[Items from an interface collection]
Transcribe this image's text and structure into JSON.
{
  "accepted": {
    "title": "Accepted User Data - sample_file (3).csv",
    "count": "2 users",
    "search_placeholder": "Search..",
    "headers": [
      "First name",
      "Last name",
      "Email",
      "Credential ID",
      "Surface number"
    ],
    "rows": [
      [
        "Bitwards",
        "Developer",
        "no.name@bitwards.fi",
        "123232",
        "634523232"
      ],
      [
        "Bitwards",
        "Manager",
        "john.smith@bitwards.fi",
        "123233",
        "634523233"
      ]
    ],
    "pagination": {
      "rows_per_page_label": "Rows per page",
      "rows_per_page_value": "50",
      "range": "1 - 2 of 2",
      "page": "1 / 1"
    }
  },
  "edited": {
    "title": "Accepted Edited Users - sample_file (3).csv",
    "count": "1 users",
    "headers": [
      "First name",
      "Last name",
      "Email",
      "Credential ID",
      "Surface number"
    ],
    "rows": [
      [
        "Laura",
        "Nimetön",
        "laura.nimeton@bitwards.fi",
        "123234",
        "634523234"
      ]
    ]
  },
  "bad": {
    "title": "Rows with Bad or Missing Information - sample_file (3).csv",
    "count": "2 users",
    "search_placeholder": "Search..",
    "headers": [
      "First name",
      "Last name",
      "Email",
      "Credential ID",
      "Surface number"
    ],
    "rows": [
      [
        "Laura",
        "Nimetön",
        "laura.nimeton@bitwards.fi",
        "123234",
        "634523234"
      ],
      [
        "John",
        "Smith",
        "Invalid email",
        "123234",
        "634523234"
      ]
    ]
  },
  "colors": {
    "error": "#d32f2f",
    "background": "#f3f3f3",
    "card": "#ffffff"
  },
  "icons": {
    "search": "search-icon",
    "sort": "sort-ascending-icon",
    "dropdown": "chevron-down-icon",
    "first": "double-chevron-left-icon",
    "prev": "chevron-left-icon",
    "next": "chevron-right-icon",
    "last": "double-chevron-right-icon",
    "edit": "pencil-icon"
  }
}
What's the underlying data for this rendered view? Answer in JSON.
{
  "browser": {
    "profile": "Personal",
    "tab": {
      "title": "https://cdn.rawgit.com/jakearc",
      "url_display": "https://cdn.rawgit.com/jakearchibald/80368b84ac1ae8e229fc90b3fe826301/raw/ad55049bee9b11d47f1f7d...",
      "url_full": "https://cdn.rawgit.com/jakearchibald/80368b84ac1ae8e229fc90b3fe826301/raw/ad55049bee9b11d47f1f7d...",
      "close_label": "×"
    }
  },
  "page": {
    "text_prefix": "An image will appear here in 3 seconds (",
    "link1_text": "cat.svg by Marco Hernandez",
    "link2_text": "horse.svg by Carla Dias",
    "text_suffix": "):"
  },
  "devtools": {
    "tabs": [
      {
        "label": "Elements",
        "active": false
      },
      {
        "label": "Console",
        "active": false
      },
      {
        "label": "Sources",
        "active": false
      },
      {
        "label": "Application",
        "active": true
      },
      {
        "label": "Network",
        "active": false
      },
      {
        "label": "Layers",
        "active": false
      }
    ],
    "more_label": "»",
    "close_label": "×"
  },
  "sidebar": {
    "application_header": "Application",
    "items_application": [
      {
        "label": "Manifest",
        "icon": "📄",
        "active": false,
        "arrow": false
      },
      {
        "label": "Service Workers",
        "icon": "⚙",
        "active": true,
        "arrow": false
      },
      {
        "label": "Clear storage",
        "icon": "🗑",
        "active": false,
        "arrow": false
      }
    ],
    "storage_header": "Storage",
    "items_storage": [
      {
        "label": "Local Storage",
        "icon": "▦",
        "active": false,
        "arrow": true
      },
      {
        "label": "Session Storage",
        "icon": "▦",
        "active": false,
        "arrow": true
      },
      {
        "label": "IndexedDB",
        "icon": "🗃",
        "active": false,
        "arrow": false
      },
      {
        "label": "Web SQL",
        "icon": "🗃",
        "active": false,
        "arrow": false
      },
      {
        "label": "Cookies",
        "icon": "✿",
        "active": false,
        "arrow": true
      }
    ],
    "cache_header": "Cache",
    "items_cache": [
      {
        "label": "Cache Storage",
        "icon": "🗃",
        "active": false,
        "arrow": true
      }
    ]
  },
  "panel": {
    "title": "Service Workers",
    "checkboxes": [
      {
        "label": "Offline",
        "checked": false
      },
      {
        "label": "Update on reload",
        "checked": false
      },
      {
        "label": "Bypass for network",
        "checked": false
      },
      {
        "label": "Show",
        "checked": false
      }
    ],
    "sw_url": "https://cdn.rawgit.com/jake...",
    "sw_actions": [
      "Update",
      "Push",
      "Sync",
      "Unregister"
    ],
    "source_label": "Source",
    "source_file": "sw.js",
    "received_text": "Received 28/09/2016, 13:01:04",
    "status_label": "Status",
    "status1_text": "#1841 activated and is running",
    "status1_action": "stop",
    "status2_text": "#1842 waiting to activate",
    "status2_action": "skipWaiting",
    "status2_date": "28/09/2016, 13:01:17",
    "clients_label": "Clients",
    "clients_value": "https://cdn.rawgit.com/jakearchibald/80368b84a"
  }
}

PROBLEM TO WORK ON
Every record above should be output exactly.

REPLY
Transcribe this image's text and structure into JSON.
{
  "accepted": {
    "title": "Accepted User Data - sample_file (3).csv",
    "count": "2 users",
    "search_placeholder": "Search..",
    "headers": [
      "First name",
      "Last name",
      "Email",
      "Credential ID",
      "Surface number"
    ],
    "rows": [
      [
        "Bitwards",
        "Developer",
        "no.name@bitwards.fi",
        "123232",
        "634523232"
      ],
      [
        "Bitwards",
        "Manager",
        "john.smith@bitwards.fi",
        "123233",
        "634523233"
      ]
    ],
    "pagination": {
      "rows_per_page_label": "Rows per page",
      "rows_per_page_value": "50",
      "range": "1 - 2 of 2",
      "page": "1 / 1"
    }
  },
  "edited": {
    "title": "Accepted Edited Users - sample_file (3).csv",
    "count": "1 users",
    "headers": [
      "First name",
      "Last name",
      "Email",
      "Credential ID",
      "Surface number"
    ],
    "rows": [
      [
        "Laura",
        "Nimetön",
        "laura.nimeton@bitwards.fi",
        "123234",
        "634523234"
      ]
    ]
  },
  "bad": {
    "title": "Rows with Bad or Missing Information - sample_file (3).csv",
    "count": "2 users",
    "search_placeholder": "Search..",
    "headers": [
      "First name",
      "Last name",
      "Email",
      "Credential ID",
      "Surface number"
    ],
    "rows": [
      [
        "Laura",
        "Nimetön",
        "laura.nimeton@bitwards.fi",
        "123234",
        "634523234"
      ],
      [
        "John",
        "Smith",
        "Invalid email",
        "123234",
        "634523234"
      ]
    ]
  },
  "colors": {
    "error": "#d32f2f",
    "background": "#f3f3f3",
    "card": "#ffffff"
  },
  "icons": {
    "search": "search-icon",
    "sort": "sort-ascending-icon",
    "dropdown": "chevron-down-icon",
    "first": "double-chevron-left-icon",
    "prev": "chevron-left-icon",
    "next": "chevron-right-icon",
    "last": "double-chevron-right-icon",
    "edit": "pencil-icon"
  }
}
What's the underlying data for this rendered view? Answer in JSON.
{
  "browser": {
    "profile": "Personal",
    "tab": {
      "title": "https://cdn.rawgit.com/jakearc",
      "url_display": "https://cdn.rawgit.com/jakearchibald/80368b84ac1ae8e229fc90b3fe826301/raw/ad55049bee9b11d47f1f7d...",
      "url_full": "https://cdn.rawgit.com/jakearchibald/80368b84ac1ae8e229fc90b3fe826301/raw/ad55049bee9b11d47f1f7d...",
      "close_label": "×"
    }
  },
  "page": {
    "text_prefix": "An image will appear here in 3 seconds (",
    "link1_text": "cat.svg by Marco Hernandez",
    "link2_text": "horse.svg by Carla Dias",
    "text_suffix": "):"
  },
  "devtools": {
    "tabs": [
      {
        "label": "Elements",
        "active": false
      },
      {
        "label": "Console",
        "active": false
      },
      {
        "label": "Sources",
        "active": false
      },
      {
        "label": "Application",
        "active": true
      },
      {
        "label": "Network",
        "active": false
      },
      {
        "label": "Layers",
        "active": false
      }
    ],
    "more_label": "»",
    "close_label": "×"
  },
  "sidebar": {
    "application_header": "Application",
    "items_application": [
      {
        "label": "Manifest",
        "icon": "📄",
        "active": false,
        "arrow": false
      },
      {
        "label": "Service Workers",
        "icon": "⚙",
        "active": true,
        "arrow": false
      },
      {
        "label": "Clear storage",
        "icon": "🗑",
        "active": false,
        "arrow": false
      }
    ],
    "storage_header": "Storage",
    "items_storage": [
      {
        "label": "Local Storage",
        "icon": "▦",
        "active": false,
        "arrow": true
      },
      {
        "label": "Session Storage",
        "icon": "▦",
        "active": false,
        "arrow": true
      },
      {
        "label": "IndexedDB",
        "icon": "🗃",
        "active": false,
        "arrow": false
      },
      {
        "label": "Web SQL",
        "icon": "🗃",
        "active": false,
        "arrow": false
      },
      {
        "label": "Cookies",
        "icon": "✿",
        "active": false,
        "arrow": true
      }
    ],
    "cache_header": "Cache",
    "items_cache": [
      {
        "label": "Cache Storage",
        "icon": "🗃",
        "active": false,
        "arrow": true
      }
    ]
  },
  "panel": {
    "title": "Service Workers",
    "checkboxes": [
      {
        "label": "Offline",
        "checked": false
      },
      {
        "label": "Update on reload",
        "checked": false
      },
      {
        "label": "Bypass for network",
        "checked": false
      },
      {
        "label": "Show",
        "checked": false
      }
    ],
    "sw_url": "https://cdn.rawgit.com/jake...",
    "sw_actions": [
      "Update",
      "Push",
      "Sync",
      "Unregister"
    ],
    "source_label": "Source",
    "source_file": "sw.js",
    "received_text": "Received 28/09/2016, 13:01:04",
    "status_label": "Status",
    "status1_text": "#1841 activated and is running",
    "status1_action": "stop",
    "status2_text": "#1842 waiting to activate",
    "status2_action": "skipWaiting",
    "status2_date": "28/09/2016, 13:01:17",
    "clients_label": "Clients",
    "clients_value": "https://cdn.rawgit.com/jakearchibald/80368b84a"
  }
}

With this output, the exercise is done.